By Sara Jerome,
Detroit plans to resume water shutoffs next month, and thousands of city residents could be affected.
“About 17,461 Detroit households are at risk for water shutoffs next month when the city's water department resumes its controversial program,” The Detroit Free Press reported.
“The potential shutoffs have angered some local activists who argue the city should instead create a comprehensive affordability plan to help prevent service interruptions altogether,” the report said.
Detroit began an aggressive shut-off campaign in 2014 after the city went bankrupt, prompting protests that made the national news. After the city shut off water service for thousands of residents, the United Nations condemned the city’s actions as a human rights violation, according to Michigan Live.
In subsequent years, the city repeated the same approach.

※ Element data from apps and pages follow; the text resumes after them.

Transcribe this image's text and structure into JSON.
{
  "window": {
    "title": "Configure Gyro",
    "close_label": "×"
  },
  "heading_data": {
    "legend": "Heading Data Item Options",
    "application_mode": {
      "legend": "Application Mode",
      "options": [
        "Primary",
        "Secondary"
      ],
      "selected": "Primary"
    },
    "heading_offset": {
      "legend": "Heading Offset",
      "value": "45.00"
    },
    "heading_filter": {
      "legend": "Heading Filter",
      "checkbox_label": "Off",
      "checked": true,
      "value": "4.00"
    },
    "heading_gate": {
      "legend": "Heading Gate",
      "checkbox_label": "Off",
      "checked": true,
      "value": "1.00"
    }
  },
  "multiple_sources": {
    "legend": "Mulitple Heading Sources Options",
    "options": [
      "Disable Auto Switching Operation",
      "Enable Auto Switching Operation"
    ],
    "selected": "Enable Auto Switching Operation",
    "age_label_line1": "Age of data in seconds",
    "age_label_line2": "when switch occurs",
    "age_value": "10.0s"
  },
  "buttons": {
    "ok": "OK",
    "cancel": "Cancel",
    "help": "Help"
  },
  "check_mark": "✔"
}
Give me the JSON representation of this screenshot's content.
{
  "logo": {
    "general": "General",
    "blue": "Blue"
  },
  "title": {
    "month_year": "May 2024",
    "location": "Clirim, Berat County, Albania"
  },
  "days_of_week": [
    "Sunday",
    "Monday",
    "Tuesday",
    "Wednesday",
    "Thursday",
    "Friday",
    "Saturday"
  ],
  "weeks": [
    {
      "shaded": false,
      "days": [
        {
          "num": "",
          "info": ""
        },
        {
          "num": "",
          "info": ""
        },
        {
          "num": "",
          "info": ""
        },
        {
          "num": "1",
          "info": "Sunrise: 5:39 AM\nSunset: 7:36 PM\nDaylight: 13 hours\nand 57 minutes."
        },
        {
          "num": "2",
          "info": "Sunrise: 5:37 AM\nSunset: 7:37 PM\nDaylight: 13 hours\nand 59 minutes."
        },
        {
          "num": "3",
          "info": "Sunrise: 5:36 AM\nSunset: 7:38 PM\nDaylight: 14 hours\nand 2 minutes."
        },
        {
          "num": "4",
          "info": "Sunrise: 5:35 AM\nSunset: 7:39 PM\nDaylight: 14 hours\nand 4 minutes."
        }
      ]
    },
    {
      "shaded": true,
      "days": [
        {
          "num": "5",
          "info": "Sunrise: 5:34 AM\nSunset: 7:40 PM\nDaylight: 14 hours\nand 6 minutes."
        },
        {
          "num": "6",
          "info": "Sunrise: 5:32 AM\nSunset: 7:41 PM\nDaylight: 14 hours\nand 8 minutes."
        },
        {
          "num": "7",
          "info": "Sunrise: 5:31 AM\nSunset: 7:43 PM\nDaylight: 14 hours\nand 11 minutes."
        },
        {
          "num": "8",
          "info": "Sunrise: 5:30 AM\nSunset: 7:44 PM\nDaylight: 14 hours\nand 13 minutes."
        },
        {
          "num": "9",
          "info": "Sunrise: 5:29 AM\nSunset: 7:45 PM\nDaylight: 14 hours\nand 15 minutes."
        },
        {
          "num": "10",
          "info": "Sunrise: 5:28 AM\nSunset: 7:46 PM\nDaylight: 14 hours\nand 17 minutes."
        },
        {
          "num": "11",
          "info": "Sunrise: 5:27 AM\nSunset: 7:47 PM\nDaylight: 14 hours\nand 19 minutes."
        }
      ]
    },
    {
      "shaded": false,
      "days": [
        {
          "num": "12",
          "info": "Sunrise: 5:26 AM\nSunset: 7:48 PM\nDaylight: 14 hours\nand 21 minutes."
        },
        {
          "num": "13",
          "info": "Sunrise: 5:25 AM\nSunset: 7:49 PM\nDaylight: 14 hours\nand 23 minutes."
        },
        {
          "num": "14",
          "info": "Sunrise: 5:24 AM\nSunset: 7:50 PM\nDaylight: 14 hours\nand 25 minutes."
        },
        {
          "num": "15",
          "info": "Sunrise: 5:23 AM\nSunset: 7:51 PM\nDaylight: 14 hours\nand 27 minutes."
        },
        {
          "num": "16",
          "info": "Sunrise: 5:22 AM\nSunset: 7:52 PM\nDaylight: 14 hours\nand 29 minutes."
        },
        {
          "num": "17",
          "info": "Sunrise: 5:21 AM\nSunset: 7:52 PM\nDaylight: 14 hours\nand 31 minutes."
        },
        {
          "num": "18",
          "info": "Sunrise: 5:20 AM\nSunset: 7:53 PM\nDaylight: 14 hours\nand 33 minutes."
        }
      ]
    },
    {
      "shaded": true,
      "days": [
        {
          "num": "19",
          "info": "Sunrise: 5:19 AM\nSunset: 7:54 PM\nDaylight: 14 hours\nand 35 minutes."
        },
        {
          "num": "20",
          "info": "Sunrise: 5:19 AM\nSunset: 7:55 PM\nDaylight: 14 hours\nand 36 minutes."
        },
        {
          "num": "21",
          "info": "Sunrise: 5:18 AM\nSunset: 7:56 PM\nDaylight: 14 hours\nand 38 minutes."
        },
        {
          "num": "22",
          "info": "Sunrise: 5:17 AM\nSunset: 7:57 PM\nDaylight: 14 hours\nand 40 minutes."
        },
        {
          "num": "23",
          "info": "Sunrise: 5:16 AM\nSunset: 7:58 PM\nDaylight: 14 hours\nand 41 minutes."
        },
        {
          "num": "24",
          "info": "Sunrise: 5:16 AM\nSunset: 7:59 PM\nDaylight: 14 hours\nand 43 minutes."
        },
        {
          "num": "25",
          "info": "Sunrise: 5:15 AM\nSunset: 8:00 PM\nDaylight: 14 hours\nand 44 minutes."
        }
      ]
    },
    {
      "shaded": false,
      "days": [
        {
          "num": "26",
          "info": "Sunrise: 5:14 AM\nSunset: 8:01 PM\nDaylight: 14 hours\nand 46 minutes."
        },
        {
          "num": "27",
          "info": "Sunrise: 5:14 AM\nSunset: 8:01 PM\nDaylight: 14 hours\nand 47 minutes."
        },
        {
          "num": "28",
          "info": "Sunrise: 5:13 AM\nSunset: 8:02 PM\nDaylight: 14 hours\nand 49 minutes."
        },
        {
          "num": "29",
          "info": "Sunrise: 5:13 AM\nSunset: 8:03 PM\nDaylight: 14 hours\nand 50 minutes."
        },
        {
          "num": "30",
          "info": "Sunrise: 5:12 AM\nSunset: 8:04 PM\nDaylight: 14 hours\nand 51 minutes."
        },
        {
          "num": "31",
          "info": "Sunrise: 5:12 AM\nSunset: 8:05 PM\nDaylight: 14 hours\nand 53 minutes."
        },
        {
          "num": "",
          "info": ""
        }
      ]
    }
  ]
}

“Last April, there were 17,995 customers at risk of water shut-offs, a figure that dropped to 9,916 by May and 3,194 by July, according to the water department. In April 2016, 23,047 households were at risk,” The Detroit News reported.
The city will revisit its unpopular strategy again this year.
“The Water and Sewerage Department plans to begin visiting homes on May 1 with door hangers warning of shut-offs if those customers don’t take steps to resolve their outstanding water bills,” The Detroit News reported.
Water and Sewerage Director Gary Brown described the city’s history with shut offs, per The Free Press.
"When I got here, 50,000 people were at risk of being shut off and 44,000 were actually shut off," he said. "The United Nations was here, people were picketing, and rightly so, saying this was inhumane and unfair."
The viability of water shutoffs is a timely issue in the water sector because affordability is one of the greatest challenges facing utilities and ratepayers. In a recent study, researchers found that water may become unaffordable for one-third of U.S. households in the next four years.